Answer: There are a few explanations for your problem of half-ripe tomatoes. First of all, some tomato varieties--especially heirloom types--are more susceptible to this problem than others.
During the ripening process, chlorophyll breaks down and the fruit softens and turns red. However, in some varieties, during periods of high temperatures and/or in direct sun exposure, the chlorophyll doesn't break down normally and the exposed side stays hard and green.
You can try picking the tomatoes when they are still quite green, and ripen them indoors out of direct sunlight. Also, try to maintain good foliage cover--the problem will be worse on plants that have been defoliated by disease or insects.

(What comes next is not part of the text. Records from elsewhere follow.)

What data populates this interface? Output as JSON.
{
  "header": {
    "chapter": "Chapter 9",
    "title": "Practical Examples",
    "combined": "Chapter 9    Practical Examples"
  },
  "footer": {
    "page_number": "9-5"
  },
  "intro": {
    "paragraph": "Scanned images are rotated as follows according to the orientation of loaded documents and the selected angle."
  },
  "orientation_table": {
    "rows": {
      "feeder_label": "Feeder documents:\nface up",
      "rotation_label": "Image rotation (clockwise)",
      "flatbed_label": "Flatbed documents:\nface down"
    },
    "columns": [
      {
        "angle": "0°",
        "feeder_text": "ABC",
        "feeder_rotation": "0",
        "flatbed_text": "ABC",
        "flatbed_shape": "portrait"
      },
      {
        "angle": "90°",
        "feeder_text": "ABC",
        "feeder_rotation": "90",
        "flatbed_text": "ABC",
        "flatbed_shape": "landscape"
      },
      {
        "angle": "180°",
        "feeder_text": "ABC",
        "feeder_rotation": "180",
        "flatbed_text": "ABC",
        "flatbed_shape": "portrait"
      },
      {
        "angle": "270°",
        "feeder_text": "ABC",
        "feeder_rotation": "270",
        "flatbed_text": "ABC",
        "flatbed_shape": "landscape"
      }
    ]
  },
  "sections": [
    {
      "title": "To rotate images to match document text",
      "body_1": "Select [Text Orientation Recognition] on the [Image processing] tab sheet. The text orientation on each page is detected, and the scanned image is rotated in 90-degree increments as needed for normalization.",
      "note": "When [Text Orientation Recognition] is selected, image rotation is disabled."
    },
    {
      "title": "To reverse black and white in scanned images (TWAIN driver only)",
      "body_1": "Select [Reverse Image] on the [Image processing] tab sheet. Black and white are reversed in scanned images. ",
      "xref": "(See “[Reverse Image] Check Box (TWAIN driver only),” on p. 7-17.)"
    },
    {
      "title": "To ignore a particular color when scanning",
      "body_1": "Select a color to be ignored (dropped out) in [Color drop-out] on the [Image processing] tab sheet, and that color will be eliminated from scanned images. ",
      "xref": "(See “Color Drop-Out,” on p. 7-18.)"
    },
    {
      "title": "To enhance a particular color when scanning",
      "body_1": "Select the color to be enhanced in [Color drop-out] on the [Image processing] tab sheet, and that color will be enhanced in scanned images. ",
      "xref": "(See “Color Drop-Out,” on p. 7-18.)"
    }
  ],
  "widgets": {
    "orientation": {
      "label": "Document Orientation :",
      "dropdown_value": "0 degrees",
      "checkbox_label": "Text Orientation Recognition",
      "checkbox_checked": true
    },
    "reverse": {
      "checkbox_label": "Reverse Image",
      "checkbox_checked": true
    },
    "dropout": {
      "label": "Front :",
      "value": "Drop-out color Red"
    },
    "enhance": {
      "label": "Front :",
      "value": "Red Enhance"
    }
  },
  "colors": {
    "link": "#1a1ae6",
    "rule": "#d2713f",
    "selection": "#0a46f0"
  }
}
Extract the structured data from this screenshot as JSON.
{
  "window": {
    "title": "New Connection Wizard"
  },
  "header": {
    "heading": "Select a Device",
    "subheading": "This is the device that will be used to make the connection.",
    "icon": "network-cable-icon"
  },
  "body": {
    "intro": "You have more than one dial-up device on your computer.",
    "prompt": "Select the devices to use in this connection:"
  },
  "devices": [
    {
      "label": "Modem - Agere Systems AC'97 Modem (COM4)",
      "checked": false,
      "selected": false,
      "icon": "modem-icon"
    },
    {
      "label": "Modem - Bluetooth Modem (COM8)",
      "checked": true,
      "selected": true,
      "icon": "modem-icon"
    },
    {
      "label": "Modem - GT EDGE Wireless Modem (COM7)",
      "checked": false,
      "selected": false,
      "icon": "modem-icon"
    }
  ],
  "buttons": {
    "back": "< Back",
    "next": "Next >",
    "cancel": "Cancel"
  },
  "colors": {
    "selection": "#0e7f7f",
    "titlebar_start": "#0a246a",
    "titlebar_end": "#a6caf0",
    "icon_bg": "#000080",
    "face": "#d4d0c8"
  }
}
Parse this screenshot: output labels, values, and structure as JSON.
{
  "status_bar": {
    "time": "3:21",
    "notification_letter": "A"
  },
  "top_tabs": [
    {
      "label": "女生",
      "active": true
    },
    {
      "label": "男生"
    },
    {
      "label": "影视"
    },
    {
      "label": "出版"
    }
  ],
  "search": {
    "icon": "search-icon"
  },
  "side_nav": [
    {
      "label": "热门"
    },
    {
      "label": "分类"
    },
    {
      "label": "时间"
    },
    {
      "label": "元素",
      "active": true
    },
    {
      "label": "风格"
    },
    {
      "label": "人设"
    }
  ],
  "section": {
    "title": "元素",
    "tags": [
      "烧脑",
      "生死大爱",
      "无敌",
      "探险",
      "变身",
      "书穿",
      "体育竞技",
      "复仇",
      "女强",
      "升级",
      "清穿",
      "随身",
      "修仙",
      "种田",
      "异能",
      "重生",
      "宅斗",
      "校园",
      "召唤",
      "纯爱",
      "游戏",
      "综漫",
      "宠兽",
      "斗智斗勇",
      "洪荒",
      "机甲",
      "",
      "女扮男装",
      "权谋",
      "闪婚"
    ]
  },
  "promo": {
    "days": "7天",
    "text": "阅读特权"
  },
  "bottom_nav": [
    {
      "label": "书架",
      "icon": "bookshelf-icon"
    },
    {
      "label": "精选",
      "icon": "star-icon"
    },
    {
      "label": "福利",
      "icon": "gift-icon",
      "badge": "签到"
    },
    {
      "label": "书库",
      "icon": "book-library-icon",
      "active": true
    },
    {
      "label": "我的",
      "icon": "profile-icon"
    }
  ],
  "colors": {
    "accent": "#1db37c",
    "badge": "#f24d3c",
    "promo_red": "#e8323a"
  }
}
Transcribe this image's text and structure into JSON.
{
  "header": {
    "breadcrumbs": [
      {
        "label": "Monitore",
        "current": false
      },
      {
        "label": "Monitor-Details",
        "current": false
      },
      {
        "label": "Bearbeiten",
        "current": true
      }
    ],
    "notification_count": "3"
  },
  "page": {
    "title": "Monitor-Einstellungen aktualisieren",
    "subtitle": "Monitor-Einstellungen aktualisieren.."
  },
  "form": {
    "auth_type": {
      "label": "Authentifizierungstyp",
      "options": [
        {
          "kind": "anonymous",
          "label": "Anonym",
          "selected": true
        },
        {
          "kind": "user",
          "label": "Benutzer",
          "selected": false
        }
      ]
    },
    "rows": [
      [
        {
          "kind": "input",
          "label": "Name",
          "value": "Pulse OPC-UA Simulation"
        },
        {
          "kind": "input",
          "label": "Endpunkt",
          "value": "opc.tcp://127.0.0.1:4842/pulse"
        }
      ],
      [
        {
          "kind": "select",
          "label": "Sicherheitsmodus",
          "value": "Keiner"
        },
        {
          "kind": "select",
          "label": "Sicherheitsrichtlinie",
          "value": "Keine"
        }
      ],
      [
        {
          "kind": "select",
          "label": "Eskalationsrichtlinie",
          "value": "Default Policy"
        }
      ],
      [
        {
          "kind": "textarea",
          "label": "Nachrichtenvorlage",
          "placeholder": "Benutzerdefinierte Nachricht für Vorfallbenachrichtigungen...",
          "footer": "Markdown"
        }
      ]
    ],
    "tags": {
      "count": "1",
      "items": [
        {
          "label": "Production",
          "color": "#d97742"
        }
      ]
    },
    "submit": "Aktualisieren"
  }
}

Wilting might be caused by insufficient water, or by a disease. The two most devastating problems attacking tomato plants are early blight and late blight. Early blight is caused by the fungus Alternaria. It begins with small spots on the lower leaves and progresses to the stems. The spots sometimes take on a bulls-eye appearance. Regular use of the fungicide lime-sulfur (Bordeaux) will help protect your plants. Late blight is caused by the fungus Phythopthora, and cool, wet conditions favor the development of this disease. The affected plants respond to regular fungicides sprays that include copper. Be sure to plant your tomatoes in a different spot in the garden this year to avoid any soil-borne pathogens from last year. Always remove and destroy any affected plant parts. And, if you use fungicides, always read andfollow the label directions.
Q&A Library Searching Tips